Exercise aim ::
If a line below includes the string "Human", copy it.

(Collected data)
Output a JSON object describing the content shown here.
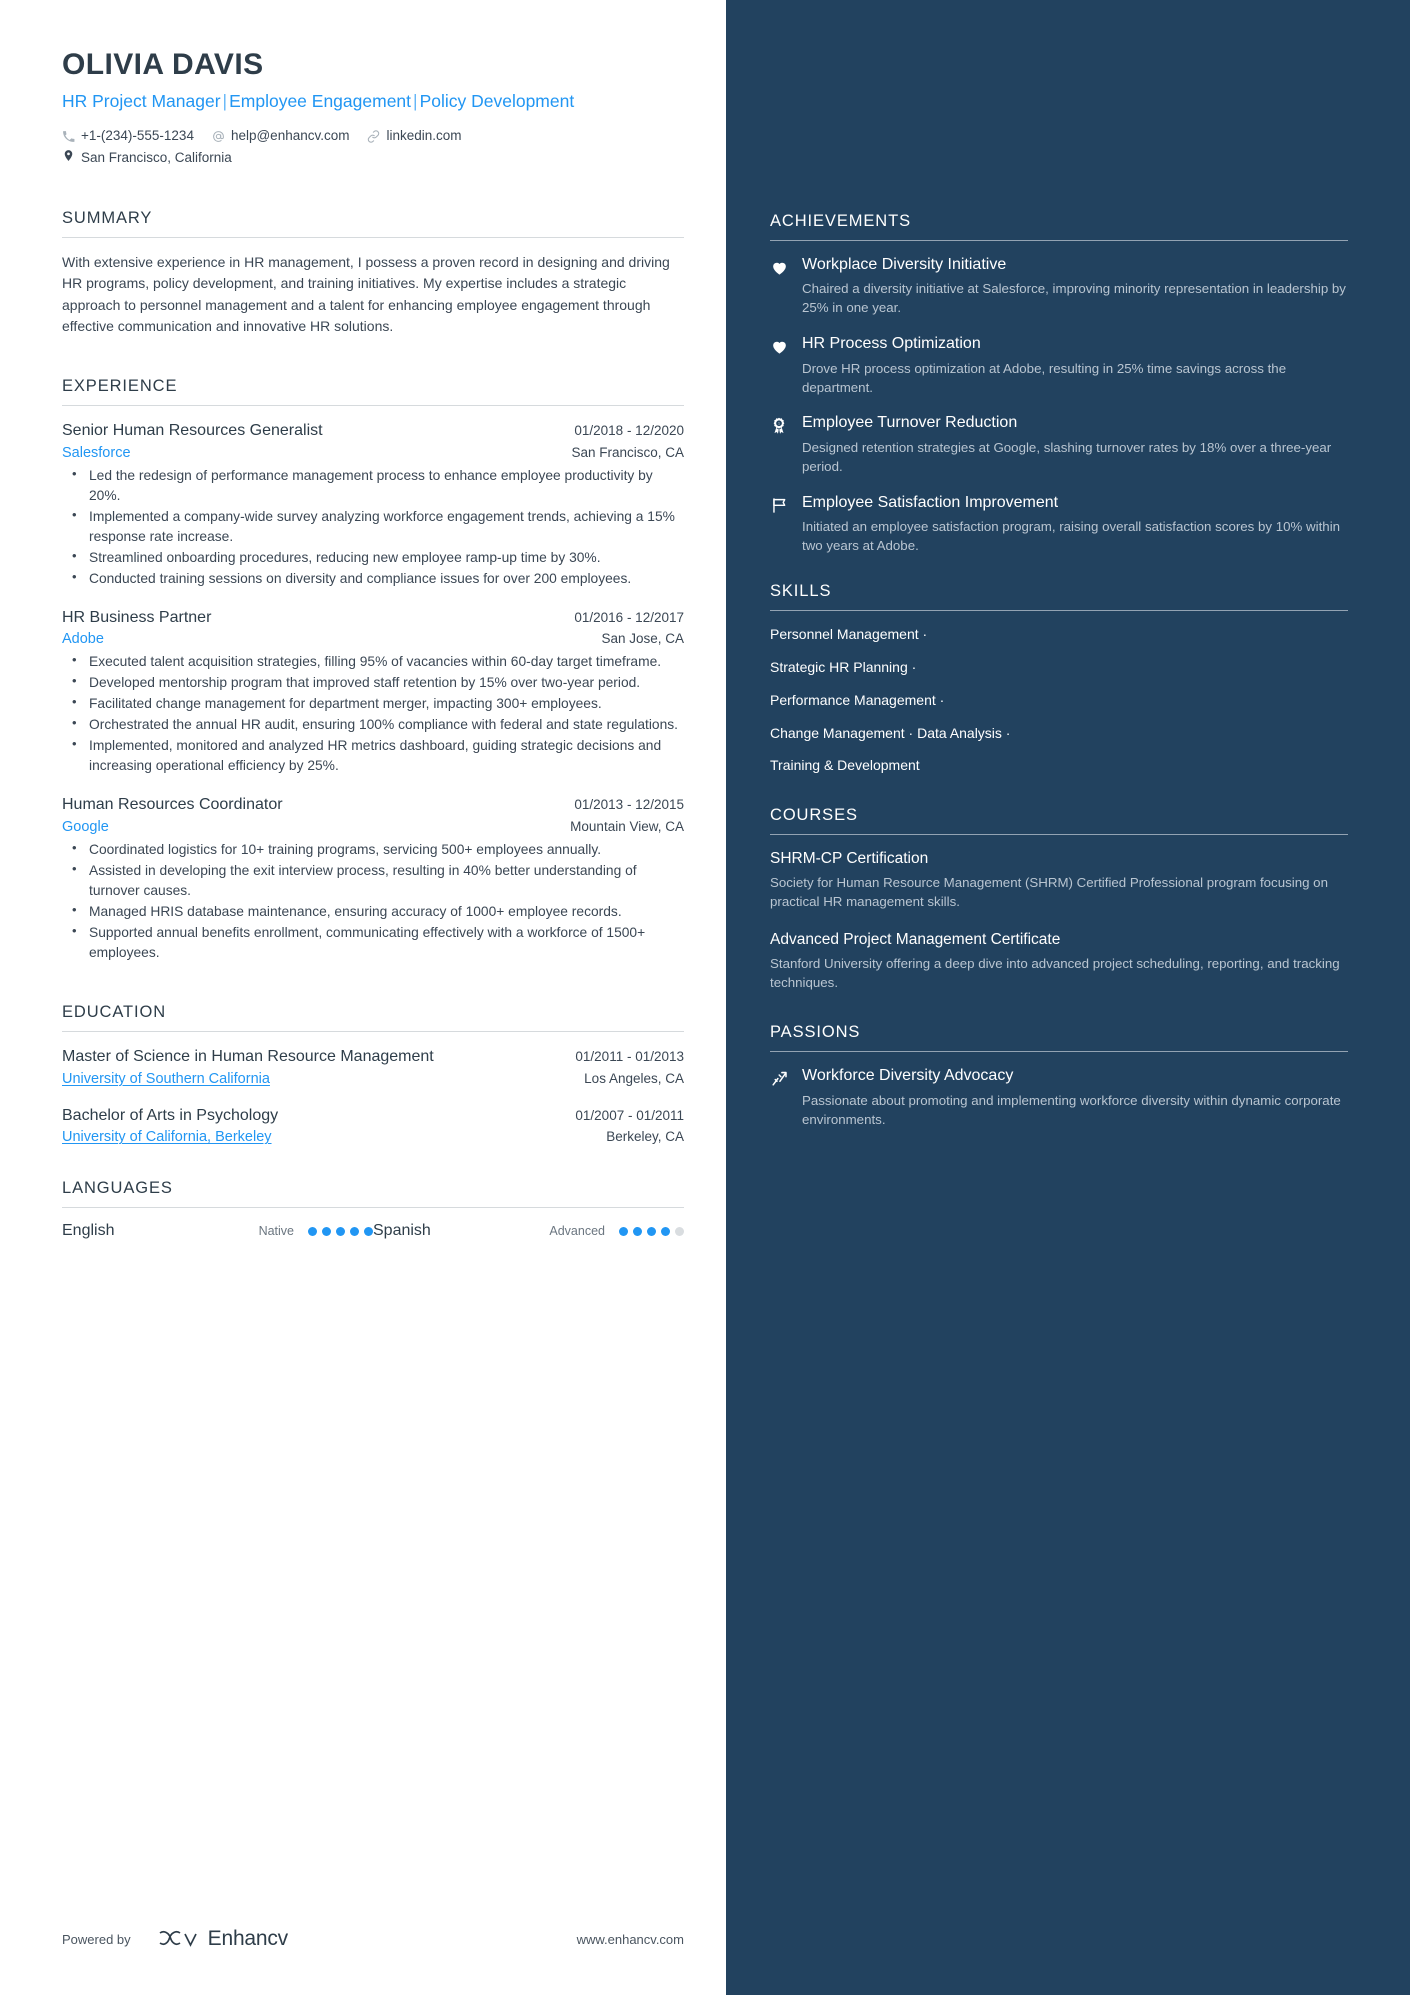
{
  "header": {
    "name": "OLIVIA DAVIS",
    "headline_parts": [
      "HR Project Manager",
      "Employee Engagement",
      "Policy Development"
    ],
    "headline_separator": "|",
    "contact": {
      "phone": "+1-(234)-555-1234",
      "email": "help@enhancv.com",
      "link": "linkedin.com",
      "location": "San Francisco, California"
    }
  },
  "sections": {
    "summary_title": "SUMMARY",
    "summary_text": "With extensive experience in HR management, I possess a proven record in designing and driving HR programs, policy development, and training initiatives. My expertise includes a strategic approach to personnel management and a talent for enhancing employee engagement through effective communication and innovative HR solutions.",
    "experience_title": "EXPERIENCE",
    "education_title": "EDUCATION",
    "languages_title": "LANGUAGES"
  },
  "experience": [
    {
      "title": "Senior Human Resources Generalist",
      "dates": "01/2018 - 12/2020",
      "company": "Salesforce",
      "location": "San Francisco, CA",
      "bullets": [
        "Led the redesign of performance management process to enhance employee productivity by 20%.",
        "Implemented a company-wide survey analyzing workforce engagement trends, achieving a 15% response rate increase.",
        "Streamlined onboarding procedures, reducing new employee ramp-up time by 30%.",
        "Conducted training sessions on diversity and compliance issues for over 200 employees."
      ]
    },
    {
      "title": "HR Business Partner",
      "dates": "01/2016 - 12/2017",
      "company": "Adobe",
      "location": "San Jose, CA",
      "bullets": [
        "Executed talent acquisition strategies, filling 95% of vacancies within 60-day target timeframe.",
        "Developed mentorship program that improved staff retention by 15% over two-year period.",
        "Facilitated change management for department merger, impacting 300+ employees.",
        "Orchestrated the annual HR audit, ensuring 100% compliance with federal and state regulations.",
        "Implemented, monitored and analyzed HR metrics dashboard, guiding strategic decisions and increasing operational efficiency by 25%."
      ]
    },
    {
      "title": "Human Resources Coordinator",
      "dates": "01/2013 - 12/2015",
      "company": "Google",
      "location": "Mountain View, CA",
      "bullets": [
        "Coordinated logistics for 10+ training programs, servicing 500+ employees annually.",
        "Assisted in developing the exit interview process, resulting in 40% better understanding of turnover causes.",
        "Managed HRIS database maintenance, ensuring accuracy of 1000+ employee records.",
        "Supported annual benefits enrollment, communicating effectively with a workforce of 1500+ employees."
      ]
    }
  ],
  "education": [
    {
      "degree": "Master of Science in Human Resource Management",
      "dates": "01/2011 - 01/2013",
      "school": "University of Southern California",
      "location": "Los Angeles, CA"
    },
    {
      "degree": "Bachelor of Arts in Psychology",
      "dates": "01/2007 - 01/2011",
      "school": "University of California, Berkeley",
      "location": "Berkeley, CA"
    }
  ],
  "languages": [
    {
      "name": "English",
      "level": "Native",
      "filled": 5,
      "total": 5
    },
    {
      "name": "Spanish",
      "level": "Advanced",
      "filled": 4,
      "total": 5
    }
  ],
  "footer": {
    "powered_by": "Powered by",
    "brand": "Enhancv",
    "site": "www.enhancv.com"
  },
  "sidebar": {
    "achievements_title": "ACHIEVEMENTS",
    "achievements": [
      {
        "icon": "heart-icon",
        "title": "Workplace Diversity Initiative",
        "desc": "Chaired a diversity initiative at Salesforce, improving minority representation in leadership by 25% in one year."
      },
      {
        "icon": "heart-icon",
        "title": "HR Process Optimization",
        "desc": "Drove HR process optimization at Adobe, resulting in 25% time savings across the department."
      },
      {
        "icon": "award-ribbon-icon",
        "title": "Employee Turnover Reduction",
        "desc": "Designed retention strategies at Google, slashing turnover rates by 18% over a three-year period."
      },
      {
        "icon": "flag-icon",
        "title": "Employee Satisfaction Improvement",
        "desc": "Initiated an employee satisfaction program, raising overall satisfaction scores by 10% within two years at Adobe."
      }
    ],
    "skills_title": "SKILLS",
    "skills_lines": [
      "Personnel Management ·",
      "Strategic HR Planning ·",
      "Performance Management ·",
      "Change Management · Data Analysis ·",
      "Training & Development"
    ],
    "courses_title": "COURSES",
    "courses": [
      {
        "title": "SHRM-CP Certification",
        "desc": "Society for Human Resource Management (SHRM) Certified Professional program focusing on practical HR management skills."
      },
      {
        "title": "Advanced Project Management Certificate",
        "desc": "Stanford University offering a deep dive into advanced project scheduling, reporting, and tracking techniques."
      }
    ],
    "passions_title": "PASSIONS",
    "passions": [
      {
        "icon": "growth-arrow-icon",
        "title": "Workforce Diversity Advocacy",
        "desc": "Passionate about promoting and implementing workforce diversity within dynamic corporate environments."
      }
    ]
  },
  "colors": {
    "accent_blue": "#2196f3",
    "sidebar_bg": "#22425f",
    "text_dark": "#2e3d49",
    "text_body": "#3b4754",
    "muted_light": "#b9c5d1"
  }
}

Solution to this task ::
      "title": "Senior Human Resources Generalist",
      "title": "Human Resources Coordinator",
      "degree": "Master of Science in Human Resource Management",
        "desc": "Society for Human Resource Management (SHRM) Certified Professional program focusing on practical HR management skills."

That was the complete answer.